Interface dataset entries
○ ○ ○ ○ ○

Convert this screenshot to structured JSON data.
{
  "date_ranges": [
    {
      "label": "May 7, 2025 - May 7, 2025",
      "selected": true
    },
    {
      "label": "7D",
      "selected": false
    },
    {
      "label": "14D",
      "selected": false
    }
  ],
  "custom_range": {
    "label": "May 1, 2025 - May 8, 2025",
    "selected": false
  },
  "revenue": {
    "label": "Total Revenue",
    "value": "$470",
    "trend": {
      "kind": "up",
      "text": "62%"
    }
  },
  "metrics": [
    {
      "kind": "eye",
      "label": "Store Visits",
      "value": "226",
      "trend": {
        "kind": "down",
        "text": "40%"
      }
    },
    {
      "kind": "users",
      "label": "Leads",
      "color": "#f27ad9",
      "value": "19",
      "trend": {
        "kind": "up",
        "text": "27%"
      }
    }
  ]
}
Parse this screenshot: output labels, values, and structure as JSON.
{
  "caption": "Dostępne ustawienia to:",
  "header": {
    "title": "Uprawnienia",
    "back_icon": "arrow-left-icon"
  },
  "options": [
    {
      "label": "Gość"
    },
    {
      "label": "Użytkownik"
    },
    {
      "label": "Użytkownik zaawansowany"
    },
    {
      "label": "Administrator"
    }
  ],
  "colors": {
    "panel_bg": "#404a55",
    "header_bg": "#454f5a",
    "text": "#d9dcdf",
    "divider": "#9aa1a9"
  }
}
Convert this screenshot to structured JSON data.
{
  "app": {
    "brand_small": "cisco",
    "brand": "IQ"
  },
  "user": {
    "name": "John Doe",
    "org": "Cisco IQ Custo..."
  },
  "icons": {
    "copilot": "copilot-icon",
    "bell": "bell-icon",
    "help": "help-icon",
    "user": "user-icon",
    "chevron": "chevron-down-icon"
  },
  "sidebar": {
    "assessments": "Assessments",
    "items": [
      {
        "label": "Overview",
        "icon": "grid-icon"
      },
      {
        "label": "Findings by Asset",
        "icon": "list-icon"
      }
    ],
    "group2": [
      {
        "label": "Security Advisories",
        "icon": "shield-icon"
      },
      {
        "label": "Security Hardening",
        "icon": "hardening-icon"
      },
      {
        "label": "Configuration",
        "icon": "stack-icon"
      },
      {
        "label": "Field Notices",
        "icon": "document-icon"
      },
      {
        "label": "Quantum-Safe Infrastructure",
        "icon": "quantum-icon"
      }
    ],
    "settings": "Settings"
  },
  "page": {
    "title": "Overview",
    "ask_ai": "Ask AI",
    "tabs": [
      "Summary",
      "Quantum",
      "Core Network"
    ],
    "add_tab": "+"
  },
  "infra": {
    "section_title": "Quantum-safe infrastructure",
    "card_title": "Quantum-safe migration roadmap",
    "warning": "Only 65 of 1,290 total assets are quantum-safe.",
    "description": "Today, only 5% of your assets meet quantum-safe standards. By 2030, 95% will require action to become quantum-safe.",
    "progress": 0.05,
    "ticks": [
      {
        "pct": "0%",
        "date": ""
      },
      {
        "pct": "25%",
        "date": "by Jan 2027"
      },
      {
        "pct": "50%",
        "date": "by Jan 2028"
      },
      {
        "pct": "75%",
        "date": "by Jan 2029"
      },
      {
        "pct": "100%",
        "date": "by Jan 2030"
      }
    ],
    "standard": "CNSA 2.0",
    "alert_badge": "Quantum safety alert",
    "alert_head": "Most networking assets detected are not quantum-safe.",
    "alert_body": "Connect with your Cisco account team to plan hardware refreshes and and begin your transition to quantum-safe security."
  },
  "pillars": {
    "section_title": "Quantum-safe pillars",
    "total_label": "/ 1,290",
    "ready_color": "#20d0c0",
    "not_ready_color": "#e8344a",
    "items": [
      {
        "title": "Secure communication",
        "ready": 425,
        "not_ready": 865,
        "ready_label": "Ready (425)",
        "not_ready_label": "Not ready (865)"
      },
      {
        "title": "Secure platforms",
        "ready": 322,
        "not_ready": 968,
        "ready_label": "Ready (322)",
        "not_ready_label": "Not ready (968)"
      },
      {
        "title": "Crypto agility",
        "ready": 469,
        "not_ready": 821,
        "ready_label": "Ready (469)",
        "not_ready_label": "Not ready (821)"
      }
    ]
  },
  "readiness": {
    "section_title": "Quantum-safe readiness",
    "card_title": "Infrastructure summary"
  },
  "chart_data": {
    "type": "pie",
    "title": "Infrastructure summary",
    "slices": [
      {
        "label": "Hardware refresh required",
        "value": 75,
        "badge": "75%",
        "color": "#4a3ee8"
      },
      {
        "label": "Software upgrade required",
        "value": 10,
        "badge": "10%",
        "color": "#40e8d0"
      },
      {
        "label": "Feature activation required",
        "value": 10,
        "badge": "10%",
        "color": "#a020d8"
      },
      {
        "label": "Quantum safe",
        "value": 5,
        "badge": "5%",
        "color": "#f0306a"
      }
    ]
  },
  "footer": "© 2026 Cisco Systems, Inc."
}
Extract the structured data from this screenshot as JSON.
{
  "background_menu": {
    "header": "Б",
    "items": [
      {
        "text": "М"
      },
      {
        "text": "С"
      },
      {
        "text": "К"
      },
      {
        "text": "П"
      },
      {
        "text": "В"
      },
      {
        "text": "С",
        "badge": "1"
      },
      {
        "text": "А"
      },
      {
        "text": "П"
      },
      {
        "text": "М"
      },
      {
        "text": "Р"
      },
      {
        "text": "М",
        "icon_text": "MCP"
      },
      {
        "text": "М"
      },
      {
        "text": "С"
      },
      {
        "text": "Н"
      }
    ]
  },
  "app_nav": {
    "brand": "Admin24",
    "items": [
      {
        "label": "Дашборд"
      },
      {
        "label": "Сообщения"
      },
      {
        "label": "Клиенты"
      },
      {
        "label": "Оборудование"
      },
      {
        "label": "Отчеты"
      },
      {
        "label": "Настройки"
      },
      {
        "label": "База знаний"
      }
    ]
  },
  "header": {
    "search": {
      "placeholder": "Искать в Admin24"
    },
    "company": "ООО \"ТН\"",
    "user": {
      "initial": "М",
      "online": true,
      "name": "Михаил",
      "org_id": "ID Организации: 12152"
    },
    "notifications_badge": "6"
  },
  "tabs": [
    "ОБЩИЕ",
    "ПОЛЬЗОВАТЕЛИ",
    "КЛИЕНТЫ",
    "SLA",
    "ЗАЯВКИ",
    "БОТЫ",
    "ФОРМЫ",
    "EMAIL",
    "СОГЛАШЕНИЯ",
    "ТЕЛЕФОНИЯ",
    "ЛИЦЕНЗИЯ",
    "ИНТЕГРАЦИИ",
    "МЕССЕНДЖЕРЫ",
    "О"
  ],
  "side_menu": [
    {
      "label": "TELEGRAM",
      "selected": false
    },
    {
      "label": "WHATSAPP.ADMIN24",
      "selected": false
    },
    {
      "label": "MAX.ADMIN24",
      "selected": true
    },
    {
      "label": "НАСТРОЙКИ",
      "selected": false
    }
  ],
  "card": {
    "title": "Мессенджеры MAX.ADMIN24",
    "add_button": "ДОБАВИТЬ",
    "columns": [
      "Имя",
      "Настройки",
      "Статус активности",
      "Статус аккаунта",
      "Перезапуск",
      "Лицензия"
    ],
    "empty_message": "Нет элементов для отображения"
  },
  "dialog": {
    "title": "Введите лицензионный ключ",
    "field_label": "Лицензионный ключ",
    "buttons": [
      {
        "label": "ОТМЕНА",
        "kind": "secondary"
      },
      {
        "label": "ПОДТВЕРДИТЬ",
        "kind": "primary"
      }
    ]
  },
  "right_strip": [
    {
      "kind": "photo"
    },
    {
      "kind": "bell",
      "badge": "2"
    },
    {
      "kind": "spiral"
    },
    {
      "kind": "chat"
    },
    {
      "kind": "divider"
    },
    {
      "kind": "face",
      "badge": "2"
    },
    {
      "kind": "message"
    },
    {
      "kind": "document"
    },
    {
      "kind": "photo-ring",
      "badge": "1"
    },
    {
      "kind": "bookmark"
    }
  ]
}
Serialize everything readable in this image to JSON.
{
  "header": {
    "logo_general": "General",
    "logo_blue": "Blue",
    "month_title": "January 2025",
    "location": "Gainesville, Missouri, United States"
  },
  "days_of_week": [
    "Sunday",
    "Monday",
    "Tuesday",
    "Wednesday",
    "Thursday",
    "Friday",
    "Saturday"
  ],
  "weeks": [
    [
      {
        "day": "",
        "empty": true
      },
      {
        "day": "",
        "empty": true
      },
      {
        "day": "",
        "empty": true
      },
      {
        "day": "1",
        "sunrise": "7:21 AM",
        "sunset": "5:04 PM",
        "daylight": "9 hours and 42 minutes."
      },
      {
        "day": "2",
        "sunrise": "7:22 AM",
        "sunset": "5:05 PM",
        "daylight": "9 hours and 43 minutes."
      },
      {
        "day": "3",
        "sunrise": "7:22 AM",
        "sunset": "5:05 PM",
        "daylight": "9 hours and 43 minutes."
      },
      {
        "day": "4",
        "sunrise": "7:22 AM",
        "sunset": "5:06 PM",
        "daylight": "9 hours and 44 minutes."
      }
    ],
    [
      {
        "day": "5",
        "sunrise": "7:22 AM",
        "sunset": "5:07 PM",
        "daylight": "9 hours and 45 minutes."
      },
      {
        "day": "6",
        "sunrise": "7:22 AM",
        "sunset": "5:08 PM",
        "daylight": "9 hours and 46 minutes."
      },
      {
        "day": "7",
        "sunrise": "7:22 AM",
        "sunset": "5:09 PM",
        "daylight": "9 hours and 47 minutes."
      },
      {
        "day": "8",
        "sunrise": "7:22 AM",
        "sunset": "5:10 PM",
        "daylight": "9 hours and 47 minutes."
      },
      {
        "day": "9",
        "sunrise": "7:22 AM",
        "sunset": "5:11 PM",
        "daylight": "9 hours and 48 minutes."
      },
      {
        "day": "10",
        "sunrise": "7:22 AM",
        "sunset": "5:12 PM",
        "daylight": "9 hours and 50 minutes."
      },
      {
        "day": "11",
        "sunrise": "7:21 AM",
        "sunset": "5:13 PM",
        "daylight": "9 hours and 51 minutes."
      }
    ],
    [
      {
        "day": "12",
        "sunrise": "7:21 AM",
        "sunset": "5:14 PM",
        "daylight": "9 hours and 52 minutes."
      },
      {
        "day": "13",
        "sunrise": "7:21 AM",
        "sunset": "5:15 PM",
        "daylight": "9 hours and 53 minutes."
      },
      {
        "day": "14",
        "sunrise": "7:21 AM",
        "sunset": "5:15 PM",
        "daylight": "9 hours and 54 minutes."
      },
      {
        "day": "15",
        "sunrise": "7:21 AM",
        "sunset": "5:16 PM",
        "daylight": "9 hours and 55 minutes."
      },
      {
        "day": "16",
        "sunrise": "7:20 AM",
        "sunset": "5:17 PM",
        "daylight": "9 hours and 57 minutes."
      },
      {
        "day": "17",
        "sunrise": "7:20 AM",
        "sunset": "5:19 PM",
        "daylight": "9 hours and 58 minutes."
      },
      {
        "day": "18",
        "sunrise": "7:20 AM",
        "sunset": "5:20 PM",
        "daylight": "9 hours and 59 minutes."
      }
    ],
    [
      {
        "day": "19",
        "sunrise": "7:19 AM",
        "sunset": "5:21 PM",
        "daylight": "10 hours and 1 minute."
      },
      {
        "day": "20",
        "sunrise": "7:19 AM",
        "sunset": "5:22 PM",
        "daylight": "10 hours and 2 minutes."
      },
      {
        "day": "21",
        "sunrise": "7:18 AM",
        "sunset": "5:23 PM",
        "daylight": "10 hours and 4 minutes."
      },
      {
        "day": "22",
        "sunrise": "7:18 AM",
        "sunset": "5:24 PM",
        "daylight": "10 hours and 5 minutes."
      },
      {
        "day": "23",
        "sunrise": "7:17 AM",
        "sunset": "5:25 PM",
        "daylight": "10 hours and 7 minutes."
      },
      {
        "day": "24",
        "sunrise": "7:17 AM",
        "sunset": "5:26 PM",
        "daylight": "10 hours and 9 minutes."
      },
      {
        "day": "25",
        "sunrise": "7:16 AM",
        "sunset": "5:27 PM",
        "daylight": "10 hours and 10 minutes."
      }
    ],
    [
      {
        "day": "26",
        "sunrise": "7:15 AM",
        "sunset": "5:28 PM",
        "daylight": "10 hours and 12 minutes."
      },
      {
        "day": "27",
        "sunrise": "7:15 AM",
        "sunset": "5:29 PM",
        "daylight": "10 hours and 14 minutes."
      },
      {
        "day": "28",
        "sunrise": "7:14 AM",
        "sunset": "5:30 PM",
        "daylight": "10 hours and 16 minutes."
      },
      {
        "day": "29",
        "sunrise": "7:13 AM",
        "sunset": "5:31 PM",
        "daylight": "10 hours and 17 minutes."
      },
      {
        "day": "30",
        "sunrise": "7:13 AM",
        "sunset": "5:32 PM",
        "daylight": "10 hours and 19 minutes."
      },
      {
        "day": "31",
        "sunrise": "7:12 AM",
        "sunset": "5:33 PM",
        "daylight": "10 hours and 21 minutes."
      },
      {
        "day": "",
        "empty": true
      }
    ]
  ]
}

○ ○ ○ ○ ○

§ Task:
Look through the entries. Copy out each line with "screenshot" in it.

§ Completed task:
Convert this screenshot to structured JSON data.
Parse this screenshot: output labels, values, and structure as JSON.
Convert this screenshot to structured JSON data.
Extract the structured data from this screenshot as JSON.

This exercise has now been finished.